* Aim of the task *
Without the images, write out the entries word for word.

[Excerpts from a dataset]
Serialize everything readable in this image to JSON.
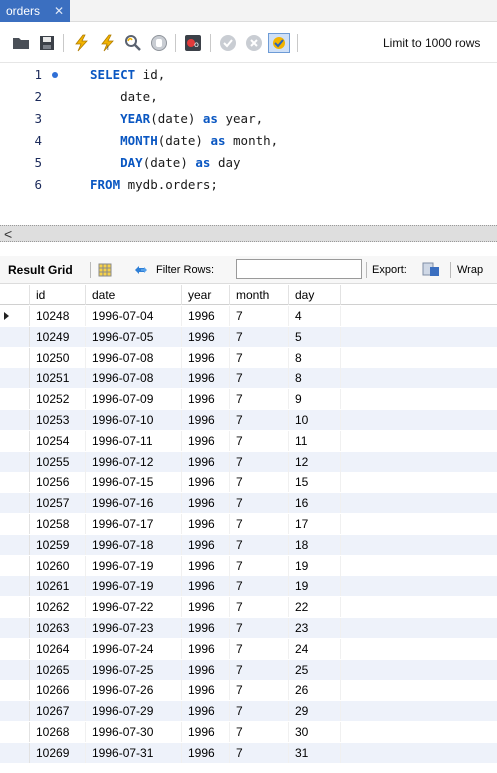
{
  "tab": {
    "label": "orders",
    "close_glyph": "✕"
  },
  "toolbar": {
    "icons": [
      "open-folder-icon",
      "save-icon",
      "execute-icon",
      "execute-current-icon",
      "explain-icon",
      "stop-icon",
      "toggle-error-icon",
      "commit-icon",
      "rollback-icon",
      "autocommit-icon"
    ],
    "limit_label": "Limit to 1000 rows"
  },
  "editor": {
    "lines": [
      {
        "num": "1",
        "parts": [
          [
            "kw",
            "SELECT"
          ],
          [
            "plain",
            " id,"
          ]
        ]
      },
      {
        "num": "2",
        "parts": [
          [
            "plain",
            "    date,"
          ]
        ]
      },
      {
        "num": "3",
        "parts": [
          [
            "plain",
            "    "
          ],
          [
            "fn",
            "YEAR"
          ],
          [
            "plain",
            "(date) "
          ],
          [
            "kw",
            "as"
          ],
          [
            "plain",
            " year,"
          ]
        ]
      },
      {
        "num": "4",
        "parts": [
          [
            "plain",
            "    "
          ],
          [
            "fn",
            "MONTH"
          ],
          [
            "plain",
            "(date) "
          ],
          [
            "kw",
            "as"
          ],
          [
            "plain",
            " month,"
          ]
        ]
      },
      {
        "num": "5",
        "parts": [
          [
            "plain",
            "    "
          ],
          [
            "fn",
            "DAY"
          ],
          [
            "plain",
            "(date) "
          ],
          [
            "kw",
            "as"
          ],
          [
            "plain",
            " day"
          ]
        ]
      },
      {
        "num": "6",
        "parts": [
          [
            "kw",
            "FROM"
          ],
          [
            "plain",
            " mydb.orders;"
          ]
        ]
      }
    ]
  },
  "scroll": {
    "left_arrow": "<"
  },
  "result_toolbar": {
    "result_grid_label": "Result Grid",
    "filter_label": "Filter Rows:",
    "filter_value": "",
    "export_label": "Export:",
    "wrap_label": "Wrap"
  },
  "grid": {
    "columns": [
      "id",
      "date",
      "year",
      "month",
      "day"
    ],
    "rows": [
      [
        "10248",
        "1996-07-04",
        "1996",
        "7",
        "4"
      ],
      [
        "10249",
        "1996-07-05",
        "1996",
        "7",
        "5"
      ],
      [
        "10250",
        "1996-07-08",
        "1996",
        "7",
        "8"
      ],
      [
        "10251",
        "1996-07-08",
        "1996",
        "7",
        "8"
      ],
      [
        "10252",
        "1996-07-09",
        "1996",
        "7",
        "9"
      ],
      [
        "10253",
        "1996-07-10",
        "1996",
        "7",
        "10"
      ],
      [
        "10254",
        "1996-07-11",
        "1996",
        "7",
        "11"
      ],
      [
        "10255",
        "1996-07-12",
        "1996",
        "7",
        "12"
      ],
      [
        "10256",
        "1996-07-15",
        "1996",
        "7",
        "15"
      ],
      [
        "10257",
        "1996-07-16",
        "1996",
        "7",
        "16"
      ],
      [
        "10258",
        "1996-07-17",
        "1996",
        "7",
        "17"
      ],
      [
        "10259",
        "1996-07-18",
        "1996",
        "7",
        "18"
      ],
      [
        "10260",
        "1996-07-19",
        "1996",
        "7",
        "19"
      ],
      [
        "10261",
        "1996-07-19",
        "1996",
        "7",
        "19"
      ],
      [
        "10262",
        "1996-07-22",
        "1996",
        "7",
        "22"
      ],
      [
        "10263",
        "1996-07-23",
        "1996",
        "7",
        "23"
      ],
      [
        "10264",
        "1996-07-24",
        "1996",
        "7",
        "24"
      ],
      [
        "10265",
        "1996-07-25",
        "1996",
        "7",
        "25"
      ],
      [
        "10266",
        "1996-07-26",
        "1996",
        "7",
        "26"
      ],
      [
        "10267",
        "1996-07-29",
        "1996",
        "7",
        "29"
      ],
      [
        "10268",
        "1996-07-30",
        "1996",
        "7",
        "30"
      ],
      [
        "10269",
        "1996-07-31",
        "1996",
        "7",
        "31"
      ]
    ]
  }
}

* Written response *
Serialize everything readable in this image to JSON.
{
  "tab": {
    "label": "orders",
    "close_glyph": "✕"
  },
  "toolbar": {
    "icons": [
      "open-folder-icon",
      "save-icon",
      "execute-icon",
      "execute-current-icon",
      "explain-icon",
      "stop-icon",
      "toggle-error-icon",
      "commit-icon",
      "rollback-icon",
      "autocommit-icon"
    ],
    "limit_label": "Limit to 1000 rows"
  },
  "editor": {
    "lines": [
      {
        "num": "1",
        "parts": [
          [
            "kw",
            "SELECT"
          ],
          [
            "plain",
            " id,"
          ]
        ]
      },
      {
        "num": "2",
        "parts": [
          [
            "plain",
            "    date,"
          ]
        ]
      },
      {
        "num": "3",
        "parts": [
          [
            "plain",
            "    "
          ],
          [
            "fn",
            "YEAR"
          ],
          [
            "plain",
            "(date) "
          ],
          [
            "kw",
            "as"
          ],
          [
            "plain",
            " year,"
          ]
        ]
      },
      {
        "num": "4",
        "parts": [
          [
            "plain",
            "    "
          ],
          [
            "fn",
            "MONTH"
          ],
          [
            "plain",
            "(date) "
          ],
          [
            "kw",
            "as"
          ],
          [
            "plain",
            " month,"
          ]
        ]
      },
      {
        "num": "5",
        "parts": [
          [
            "plain",
            "    "
          ],
          [
            "fn",
            "DAY"
          ],
          [
            "plain",
            "(date) "
          ],
          [
            "kw",
            "as"
          ],
          [
            "plain",
            " day"
          ]
        ]
      },
      {
        "num": "6",
        "parts": [
          [
            "kw",
            "FROM"
          ],
          [
            "plain",
            " mydb.orders;"
          ]
        ]
      }
    ]
  },
  "scroll": {
    "left_arrow": "<"
  },
  "result_toolbar": {
    "result_grid_label": "Result Grid",
    "filter_label": "Filter Rows:",
    "filter_value": "",
    "export_label": "Export:",
    "wrap_label": "Wrap"
  },
  "grid": {
    "columns": [
      "id",
      "date",
      "year",
      "month",
      "day"
    ],
    "rows": [
      [
        "10248",
        "1996-07-04",
        "1996",
        "7",
        "4"
      ],
      [
        "10249",
        "1996-07-05",
        "1996",
        "7",
        "5"
      ],
      [
        "10250",
        "1996-07-08",
        "1996",
        "7",
        "8"
      ],
      [
        "10251",
        "1996-07-08",
        "1996",
        "7",
        "8"
      ],
      [
        "10252",
        "1996-07-09",
        "1996",
        "7",
        "9"
      ],
      [
        "10253",
        "1996-07-10",
        "1996",
        "7",
        "10"
      ],
      [
        "10254",
        "1996-07-11",
        "1996",
        "7",
        "11"
      ],
      [
        "10255",
        "1996-07-12",
        "1996",
        "7",
        "12"
      ],
      [
        "10256",
        "1996-07-15",
        "1996",
        "7",
        "15"
      ],
      [
        "10257",
        "1996-07-16",
        "1996",
        "7",
        "16"
      ],
      [
        "10258",
        "1996-07-17",
        "1996",
        "7",
        "17"
      ],
      [
        "10259",
        "1996-07-18",
        "1996",
        "7",
        "18"
      ],
      [
        "10260",
        "1996-07-19",
        "1996",
        "7",
        "19"
      ],
      [
        "10261",
        "1996-07-19",
        "1996",
        "7",
        "19"
      ],
      [
        "10262",
        "1996-07-22",
        "1996",
        "7",
        "22"
      ],
      [
        "10263",
        "1996-07-23",
        "1996",
        "7",
        "23"
      ],
      [
        "10264",
        "1996-07-24",
        "1996",
        "7",
        "24"
      ],
      [
        "10265",
        "1996-07-25",
        "1996",
        "7",
        "25"
      ],
      [
        "10266",
        "1996-07-26",
        "1996",
        "7",
        "26"
      ],
      [
        "10267",
        "1996-07-29",
        "1996",
        "7",
        "29"
      ],
      [
        "10268",
        "1996-07-30",
        "1996",
        "7",
        "30"
      ],
      [
        "10269",
        "1996-07-31",
        "1996",
        "7",
        "31"
      ]
    ]
  }
}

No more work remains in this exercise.